It all started when anesthesiologist Vernon Huang wanted to figure out a better way to streamline his billing. How could he bridge the gap between what's written on paper and what must be entered into an electronic database?
Huang, who's clocked in time as a senior manager for health care markets at Apple, designed the application for a digital pen whose tiny camera embedded right next to the ink cartridge captures every stroke of the written word on film and whose images are uploaded wirelessly and automatically to a remote database.
He knew such an invention has a range of applications well beyond billing, and founded Shareable Ink (headquartered in Newton, Mass., with a branch in San Mateo, Calif.). Medgadget caught up with Huang at TedMed and posted a shaky but informative demonstration:

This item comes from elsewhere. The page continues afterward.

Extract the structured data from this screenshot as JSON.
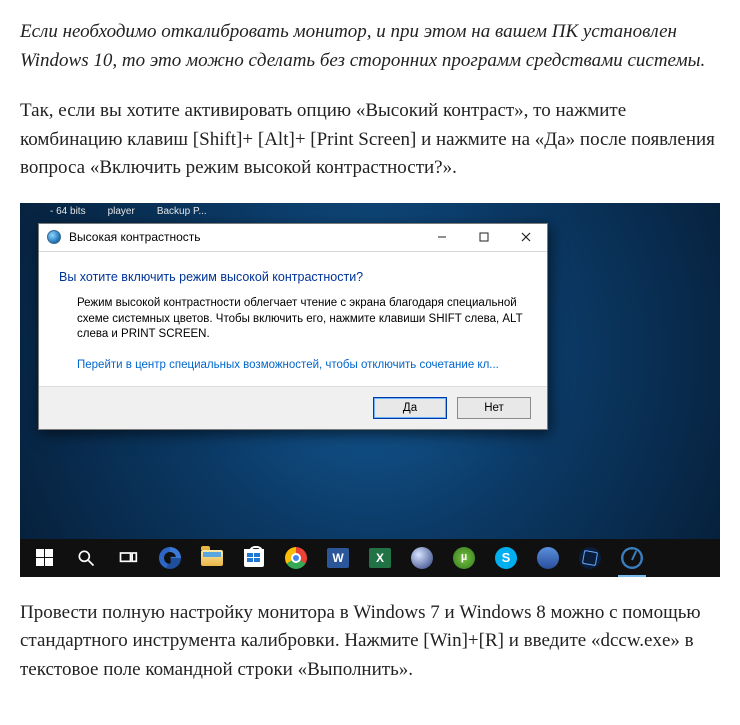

There is, of course, competition. German company Ontaris is already using this kind of technology for DiabCareOnline, allowing people who need to track their glucose levels regularly but don't always have access to the online forms--or perhaps don't know how to use a computer at all--to simply fill out a form by hand whose numbers autopopulate for the physician's review.
Huang lists emergency care and anesthesiology as fields with obvious early, but clearly not exclusive, adopters. "Anesthesiology is our low-hanging fruit.... Once people see this technology they really start to brainstorm various ways to use it," he tells me by phone today.

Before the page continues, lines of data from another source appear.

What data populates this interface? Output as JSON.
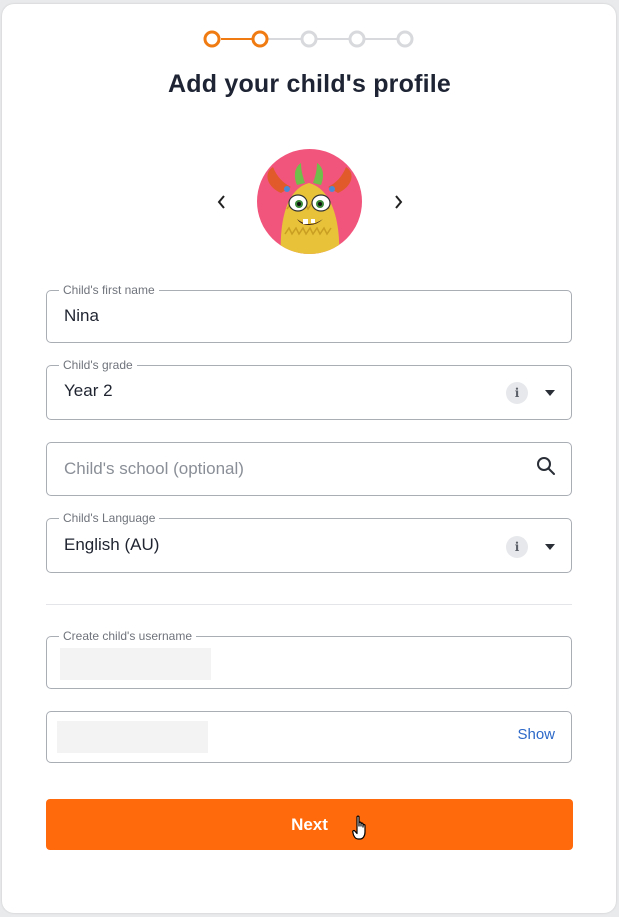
{
  "stepper": {
    "total_steps": 5,
    "current_step": 2,
    "active_color": "#f07b12",
    "inactive_color": "#d7d9dc"
  },
  "page_title": "Add your child's profile",
  "avatar": {
    "icon": "monster-avatar-icon",
    "background": "#f2557c"
  },
  "form": {
    "first_name": {
      "label": "Child's first name",
      "value": "Nina"
    },
    "grade": {
      "label": "Child's grade",
      "value": "Year 2",
      "info_icon": "i"
    },
    "school": {
      "placeholder": "Child's school (optional)"
    },
    "language": {
      "label": "Child's Language",
      "value": "English (AU)",
      "info_icon": "i"
    },
    "username": {
      "label": "Create child's username"
    },
    "password": {
      "show_label": "Show"
    }
  },
  "next_button": {
    "label": "Next",
    "color": "#ff6a0d"
  }
}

I see this pen migrating all over, and well beyond, the medical field, especially because it is the pen, but not the paper, that is special.